Saturday, March 16, 2013

The untold stories

This past week, I attended the Poynter Institute for a seminar called "The Multi-Dimensional Journalist." For those of you unfamiliar with Poynter, it's a non-profit media center in St. Petersburg, Florida. (Their building reminded me of one of those clandestine research facilities featured each week on the 1980s NBC series "Knight Rider" where you needed special ID badges to go everywhere but I digress.)
Poynter Institute
When I wasn't in awe of the facility's Zen-like setting (with a fountain pool, a garden with benches, and sunlight cascading into every corner of the building), our group of journalists (including ESPN's Jemele Hill my new social media crush), media instructors and editors from all over the country (Wisconsin, Colorado, New Orleans, Fort Worth, Miami and me representin' Fort Lauderdale) dissected journalism, the power of social media, writing that sticks for SEO purposes, branding yourself, building your audience and finding untold stories.

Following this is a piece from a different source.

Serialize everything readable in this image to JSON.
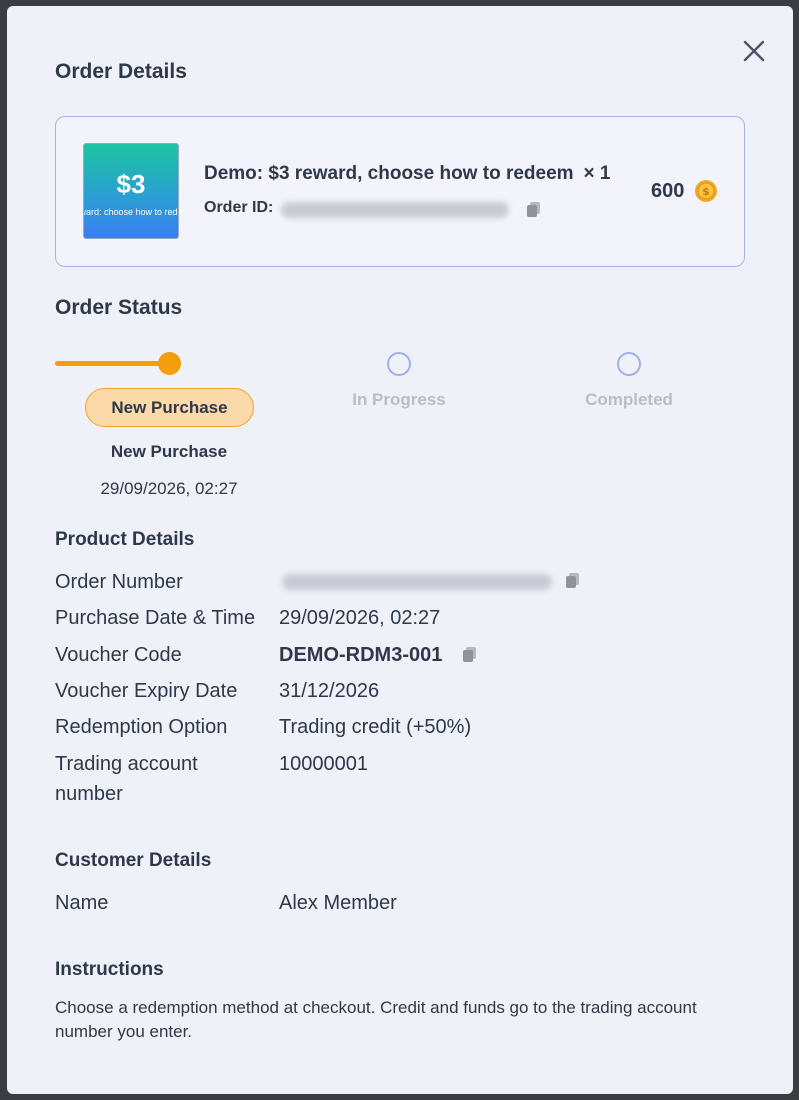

During one session called "Finding the Heart of the Story,'' we watched a trailer for the 1997 blockbuster "Titanic" and we delved into its themes - love, class division, survival, irony. As we broke down that story theme by theme, I thought of some of my older stories that had multiple universal themes. One in particular was a 2003 profile I wrote about Crystal Evans, a young homeless woman in Boston.
My Boston Globe profile on Crystal Evans

At the time, she was hopping from one shelter to another and finding time to chronicle her life on the streets via her blog. I heard about the blog, which had several hundred daily visitors, and tracked Crystal down, whose blog was anonymous. After some back and forth (I am persistent, dammit!) she agreed to let me interview her and so I spent a few days with her in Cambridge and Boston for a Sunday feature and a photo essay (which is nowhere to be found thanks to The Boston Globe's archived pay wall.) Since there was no social media back then, I am posting the story here on my own blog. If I had discussed this story during the workshop last Wednesday, I would have said the story is about finding your home, a place to belong, connection, survival. What themes do you find in this story?

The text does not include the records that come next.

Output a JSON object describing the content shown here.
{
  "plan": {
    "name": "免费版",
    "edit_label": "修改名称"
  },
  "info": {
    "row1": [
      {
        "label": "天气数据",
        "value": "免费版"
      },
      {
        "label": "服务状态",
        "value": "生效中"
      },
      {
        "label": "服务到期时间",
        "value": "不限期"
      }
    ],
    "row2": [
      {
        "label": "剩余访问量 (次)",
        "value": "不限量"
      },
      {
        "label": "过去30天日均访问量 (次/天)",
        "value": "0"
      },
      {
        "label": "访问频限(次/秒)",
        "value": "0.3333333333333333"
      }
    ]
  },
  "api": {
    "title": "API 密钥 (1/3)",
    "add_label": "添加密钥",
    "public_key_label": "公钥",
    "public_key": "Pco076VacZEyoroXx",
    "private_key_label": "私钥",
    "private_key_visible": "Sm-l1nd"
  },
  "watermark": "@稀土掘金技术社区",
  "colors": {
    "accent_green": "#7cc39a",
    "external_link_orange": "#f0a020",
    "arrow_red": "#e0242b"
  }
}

Below is a portrait of our fabulous group by that Zen-ish fountain/pool at Poynter for The Multi-dimensional Journalist seminar (March 12-15, 2013)— with Laura C. Morel, Jean Marie Brown, Lisa Martin, Tom Huang, Kim Spencer, Kelly McBride, Kate Roberts Edenborg, Amy Driscoll, (me Johnny Diaz) and Sunny Smith Fridge.

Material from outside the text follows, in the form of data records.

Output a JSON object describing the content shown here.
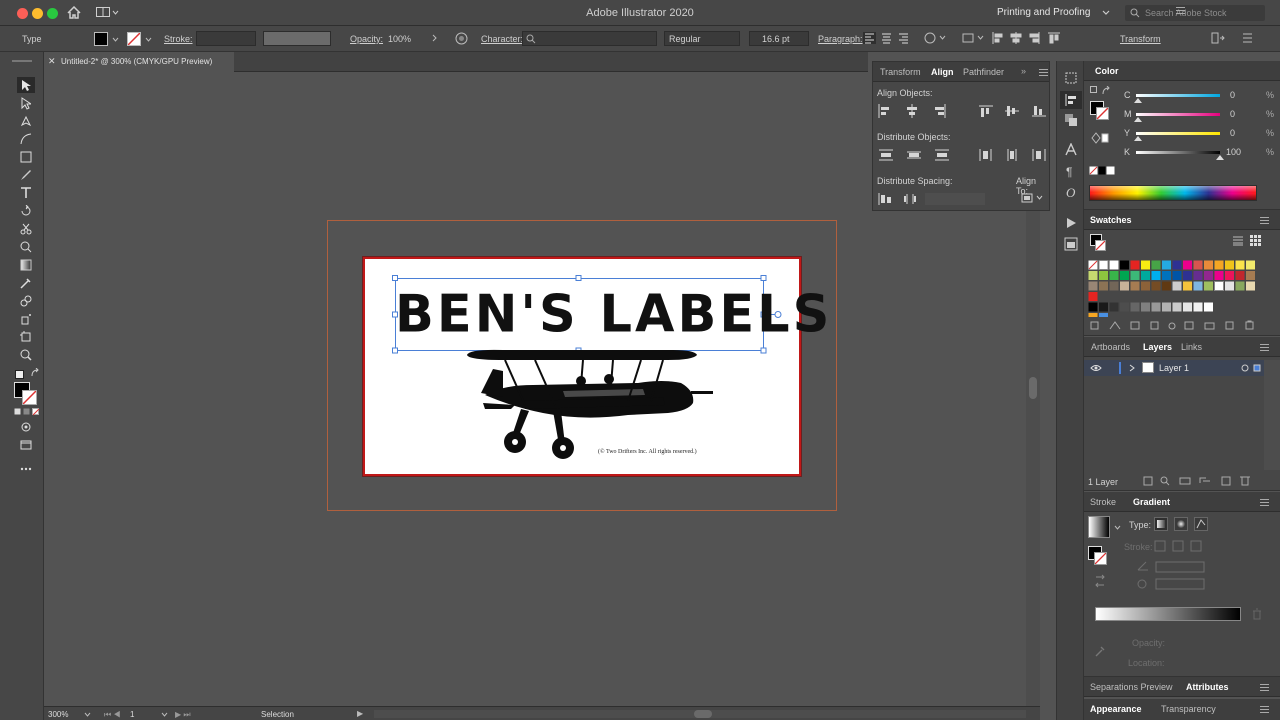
{
  "app": {
    "title": "Adobe Illustrator 2020",
    "workspace": "Printing and Proofing",
    "search_placeholder": "Search Adobe Stock"
  },
  "controlbar": {
    "selection_type": "Type",
    "stroke_label": "Stroke:",
    "opacity_label": "Opacity:",
    "opacity_value": "100%",
    "character_label": "Character:",
    "font_style": "Regular",
    "font_size": "16.6 pt",
    "paragraph_label": "Paragraph:",
    "transform_label": "Transform"
  },
  "document": {
    "tab_title": "Untitled-2* @ 300% (CMYK/GPU Preview)",
    "label_text": "BEN'S LABELS",
    "copyright": "(© Two Drifters Inc.  All rights reserved.)"
  },
  "statusbar": {
    "zoom": "300%",
    "artboard": "1",
    "tool": "Selection"
  },
  "align_panel": {
    "tabs": [
      "Transform",
      "Align",
      "Pathfinder"
    ],
    "align_objects": "Align Objects:",
    "distribute_objects": "Distribute Objects:",
    "distribute_spacing": "Distribute Spacing:",
    "align_to": "Align To:"
  },
  "color_panel": {
    "title": "Color",
    "channels": [
      {
        "label": "C",
        "value": "0"
      },
      {
        "label": "M",
        "value": "0"
      },
      {
        "label": "Y",
        "value": "0"
      },
      {
        "label": "K",
        "value": "100"
      }
    ]
  },
  "swatches_panel": {
    "title": "Swatches"
  },
  "layers_panel": {
    "tabs": [
      "Artboards",
      "Layers",
      "Links"
    ],
    "layer_name": "Layer 1",
    "count": "1 Layer"
  },
  "gradient_panel": {
    "tabs": [
      "Stroke",
      "Gradient"
    ],
    "type_label": "Type:",
    "stroke_label": "Stroke:",
    "opacity_label": "Opacity:",
    "location_label": "Location:"
  },
  "bottom_tabs": {
    "row1": [
      "Separations Preview",
      "Attributes"
    ],
    "row2": [
      "Appearance",
      "Transparency"
    ]
  },
  "colors": {
    "artboard_border": "#c01818",
    "bleed": "#c0644a",
    "selection": "#4a7fd6"
  }
}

  1. amazing what people do/have to do in order to survive.

    i also read your october follow-up.

    i wonder what she's up to now.

  2. Thanks Terrence. I actually bumped into her at a book reading in Boston at a gay book store, Calamus Books, in 2008. She seemed really happy and grounded.

  3. I stumbled upon Calamus a couple of times. I kept forgetting where it was. ha!

    I ordered "Take the Lead" from them and had them ship it to me in LA. The owner was like, "I didn't know Johnny had a fan base in California." ha!

    I was like, "hell yeah!"

  4. Ha! That's funny. Thanks Terrence. Calamus Books will go out of their way to get a book into a customer's hands. :)